This sounds simple enough, but “simple” does not mean easy. We are part of a greater business organization and our reason to exist must be connected with the goals of the business. I generalize here, of course, but it basically means that we need to help the organization to survive, develop, and maintain profitability. The basic function of legal, as a risk-management function, is to ensure survival. A business organization that does not develop and which is not profitable will not survive for long. As such, it is not enough to make sure the commercial teams do not mess up. A good business lawyer has to add value day-by-day in order to ensure the success of the organization, thus generating a positive outcome. One, therefore, has to find a balance between risk-management and value-added work. My second tenet is that value can only be created if there is trust – a partnership where the business side sees a benefit in engaging with you.
Imagine this internal structure as a pyramid (akin to Maslow’s pyramid). The aim should be to create an environment where lawyers can add value by actively engaging in the business processes, product development, complex projects, transactions, and lead negotiations. If you want to reach higher tiers of this imaginary pyramid, an organization has to be set up supporting the aim of becoming a business enabler, while, at the same time, staying true to the risk management function and ensuring that commercial teams do not mess up. I have gathered a few building blocks that can be used in the process. The list is by no means a guaranteed recipe, as every business is different, and therefore these can be tailored and adjusted if needed:
Build consensus on the way forward. Every team needs to have a common set of values and provide an answer as to why we go to work every day. Buy-in from your team is essential. If your team cannot agree on the why and what, you cannot deliver.
Establish regular communication with the business. This can be invaluable to show that you care, are trying to understand their goals, and are building a channel where eventual conflicts can be resolved quickly. This can spare unnecessary escalation that can turn any relationship sour.
Foster a culture of dialogue and share best practices. Show practical examples, discuss, and create materials and templates that can help your team. Staff needs to be encouraged to engage directly with the business, which also means that they should not be micro-managed.

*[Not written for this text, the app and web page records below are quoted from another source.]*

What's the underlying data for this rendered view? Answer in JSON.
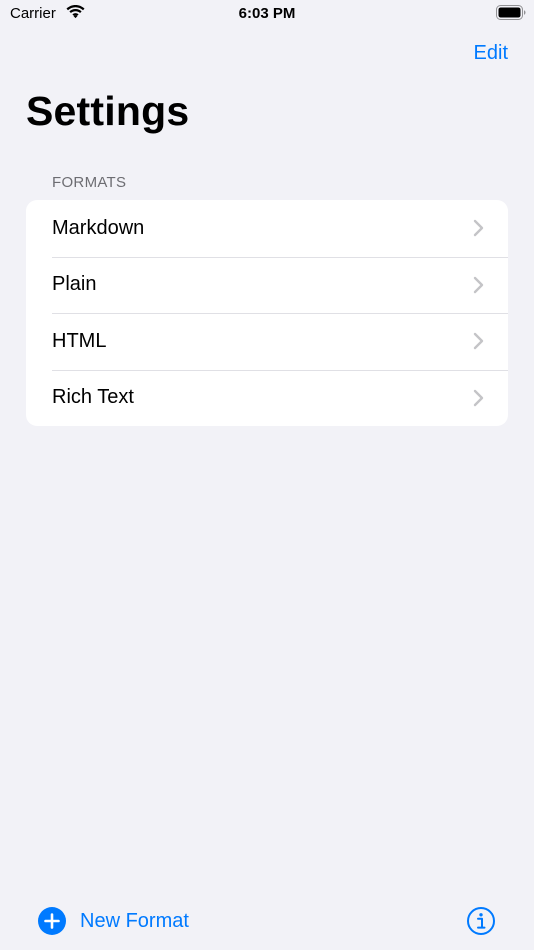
{
  "status_bar": {
    "carrier": "Carrier",
    "time": "6:03 PM"
  },
  "nav": {
    "edit_label": "Edit",
    "title": "Settings"
  },
  "formats": {
    "header": "FORMATS",
    "items": [
      {
        "label": "Markdown"
      },
      {
        "label": "Plain"
      },
      {
        "label": "HTML"
      },
      {
        "label": "Rich Text"
      }
    ]
  },
  "toolbar": {
    "new_format_label": "New Format"
  },
  "colors": {
    "accent": "#007aff",
    "background": "#f2f2f7",
    "card": "#ffffff",
    "secondary_text": "#6d6d72",
    "chevron": "#c4c4c7"
  },
  "icons": {
    "wifi": "wifi-icon",
    "battery": "battery-icon",
    "chevron": "chevron-right-icon",
    "plus": "plus-circle-icon",
    "info": "info-icon"
  }
}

Create ways to monitor and obtain feedback on performance. It is a good health check to see if things go in the right direction and to identify points for improvement.
Encourage members of the team to expand their knowledge and business acumen to understand connections and overlaps and the impact decisions across business segments. Building up business knowledge is essential to create solutions. This should improve creativity and the flow of ideas.
Find ways to build trust within the organization. Trust is essential to create a willingness among the business people to consider commercial judgment made from the legal function and a willingness of those within the legal function to move outside their comfort zone and express views on and make commercial judgments. Value creation is made possible if you have the ability to link business goals with the core legal risk management. If you have to say no, offer alternative solutions, and engage in a dialogue to find a common ground, if possible.
Make sure that the team performs the bread and butter tasks well, on time, and provides clear business-oriented advice. Work on communication as lawyers tend to draft complicated messages, which is not productive.